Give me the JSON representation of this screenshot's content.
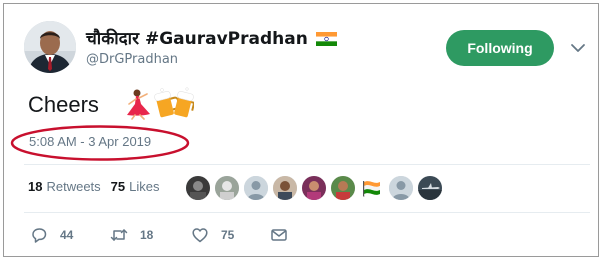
{
  "author": {
    "display_name": "चौकीदार #GauravPradhan",
    "handle": "@DrGPradhan"
  },
  "follow_button": {
    "label": "Following",
    "color": "#2e9a62"
  },
  "tweet": {
    "text": "Cheers",
    "emojis": [
      "dancer-emoji",
      "beer-mugs-emoji"
    ],
    "timestamp": "5:08 AM - 3 Apr 2019"
  },
  "stats": {
    "retweets": {
      "count": "18",
      "label": "Retweets"
    },
    "likes": {
      "count": "75",
      "label": "Likes"
    }
  },
  "likers": [
    {
      "avatar": "liker-avatar-1"
    },
    {
      "avatar": "liker-avatar-2"
    },
    {
      "avatar": "default-avatar"
    },
    {
      "avatar": "liker-avatar-4"
    },
    {
      "avatar": "liker-avatar-5"
    },
    {
      "avatar": "liker-avatar-6"
    },
    {
      "avatar": "liker-avatar-flag"
    },
    {
      "avatar": "default-avatar"
    },
    {
      "avatar": "liker-avatar-plane"
    }
  ],
  "actions": {
    "reply_count": "44",
    "retweet_count": "18",
    "like_count": "75"
  },
  "colors": {
    "annotation_ellipse": "#c8102e",
    "secondary_text": "#657786"
  }
}
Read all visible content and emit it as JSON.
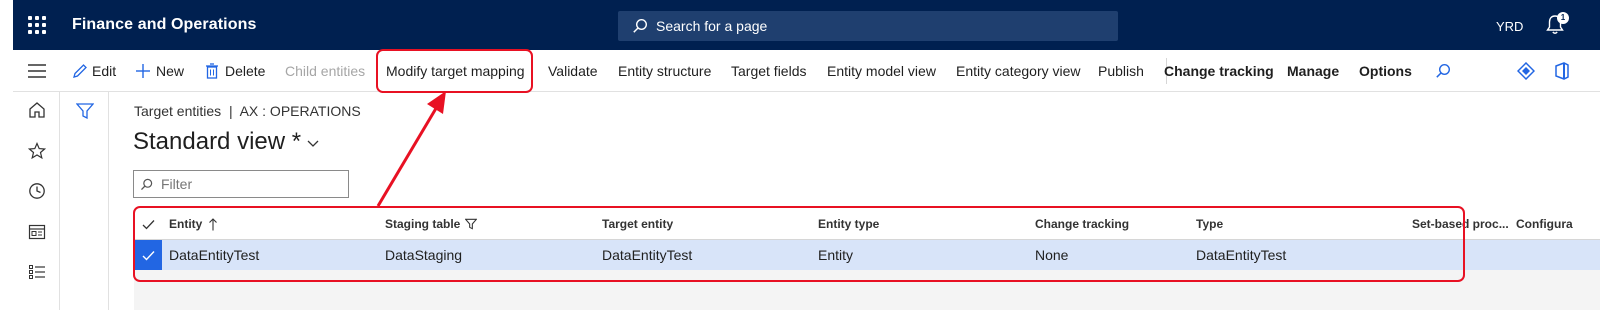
{
  "topbar": {
    "app_title": "Finance and Operations",
    "search_placeholder": "Search for a page",
    "company": "YRD",
    "notification_count": "1"
  },
  "actions": {
    "edit": "Edit",
    "new": "New",
    "delete": "Delete",
    "child_entities": "Child entities",
    "modify_target_mapping": "Modify target mapping",
    "validate": "Validate",
    "entity_structure": "Entity structure",
    "target_fields": "Target fields",
    "entity_model_view": "Entity model view",
    "entity_category_view": "Entity category view",
    "publish": "Publish",
    "change_tracking": "Change tracking",
    "manage": "Manage",
    "options": "Options"
  },
  "page": {
    "breadcrumb": "Target entities  |  AX : OPERATIONS",
    "view_title": "Standard view *",
    "filter_placeholder": "Filter"
  },
  "grid": {
    "columns": [
      "Entity",
      "Staging table",
      "Target entity",
      "Entity type",
      "Change tracking",
      "Type",
      "Set-based proc...",
      "Configura"
    ],
    "rows": [
      [
        "DataEntityTest",
        "DataStaging",
        "DataEntityTest",
        "Entity",
        "None",
        "DataEntityTest",
        "",
        ""
      ]
    ]
  },
  "colors": {
    "topbar": "#002050",
    "accent": "#2266e3",
    "selected_row": "#d8e4f9",
    "annotation": "#e81123"
  }
}
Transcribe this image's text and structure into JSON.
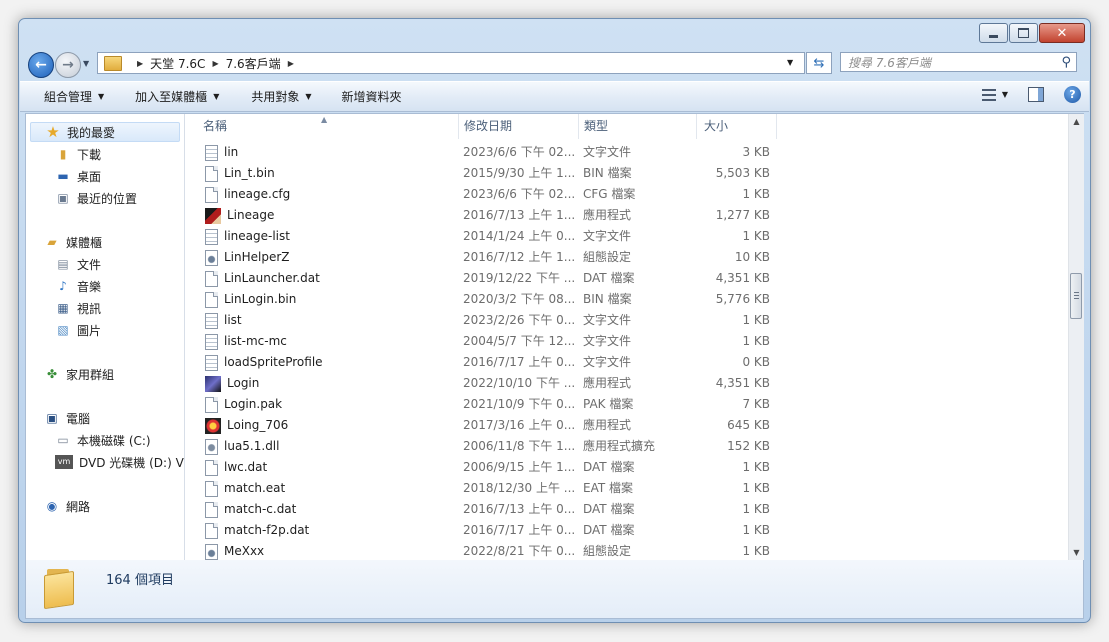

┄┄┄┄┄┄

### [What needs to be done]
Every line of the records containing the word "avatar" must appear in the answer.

### [Your solution]
      "avatar": "liker-avatar-1"
      "avatar": "liker-avatar-2"
      "avatar": "default-avatar"
      "avatar": "liker-avatar-4"
      "avatar": "liker-avatar-5"
      "avatar": "liker-avatar-6"
      "avatar": "liker-avatar-flag"
      "avatar": "default-avatar"
      "avatar": "liker-avatar-plane"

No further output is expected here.